-- Activity --
Please return the whole listing word for word.

--------

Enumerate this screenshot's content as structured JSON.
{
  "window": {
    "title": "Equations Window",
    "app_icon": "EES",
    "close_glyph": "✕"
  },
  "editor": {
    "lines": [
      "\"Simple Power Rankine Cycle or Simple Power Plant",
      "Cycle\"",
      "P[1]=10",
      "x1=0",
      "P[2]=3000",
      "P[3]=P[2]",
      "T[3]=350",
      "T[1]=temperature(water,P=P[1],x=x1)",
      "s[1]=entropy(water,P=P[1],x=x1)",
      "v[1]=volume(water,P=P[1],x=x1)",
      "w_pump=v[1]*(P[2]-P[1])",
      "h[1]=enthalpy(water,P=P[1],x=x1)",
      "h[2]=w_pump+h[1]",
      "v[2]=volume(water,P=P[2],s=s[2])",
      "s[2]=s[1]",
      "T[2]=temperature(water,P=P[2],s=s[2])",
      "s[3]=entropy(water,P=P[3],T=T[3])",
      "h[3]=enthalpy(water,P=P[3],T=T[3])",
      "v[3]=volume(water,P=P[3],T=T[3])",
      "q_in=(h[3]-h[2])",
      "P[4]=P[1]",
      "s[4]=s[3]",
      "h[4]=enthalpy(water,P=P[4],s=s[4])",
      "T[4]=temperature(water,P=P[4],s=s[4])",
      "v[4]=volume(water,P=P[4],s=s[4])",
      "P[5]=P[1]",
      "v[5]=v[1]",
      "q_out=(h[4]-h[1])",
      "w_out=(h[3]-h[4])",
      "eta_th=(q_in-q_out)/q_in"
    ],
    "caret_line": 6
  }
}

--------

-- Response --
Enumerate this screenshot's content as structured JSON.
{
  "window": {
    "title": "Equations Window",
    "app_icon": "EES",
    "close_glyph": "✕"
  },
  "editor": {
    "lines": [
      "\"Simple Power Rankine Cycle or Simple Power Plant",
      "Cycle\"",
      "P[1]=10",
      "x1=0",
      "P[2]=3000",
      "P[3]=P[2]",
      "T[3]=350",
      "T[1]=temperature(water,P=P[1],x=x1)",
      "s[1]=entropy(water,P=P[1],x=x1)",
      "v[1]=volume(water,P=P[1],x=x1)",
      "w_pump=v[1]*(P[2]-P[1])",
      "h[1]=enthalpy(water,P=P[1],x=x1)",
      "h[2]=w_pump+h[1]",
      "v[2]=volume(water,P=P[2],s=s[2])",
      "s[2]=s[1]",
      "T[2]=temperature(water,P=P[2],s=s[2])",
      "s[3]=entropy(water,P=P[3],T=T[3])",
      "h[3]=enthalpy(water,P=P[3],T=T[3])",
      "v[3]=volume(water,P=P[3],T=T[3])",
      "q_in=(h[3]-h[2])",
      "P[4]=P[1]",
      "s[4]=s[3]",
      "h[4]=enthalpy(water,P=P[4],s=s[4])",
      "T[4]=temperature(water,P=P[4],s=s[4])",
      "v[4]=volume(water,P=P[4],s=s[4])",
      "P[5]=P[1]",
      "v[5]=v[1]",
      "q_out=(h[4]-h[1])",
      "w_out=(h[3]-h[4])",
      "eta_th=(q_in-q_out)/q_in"
    ],
    "caret_line": 6
  }
}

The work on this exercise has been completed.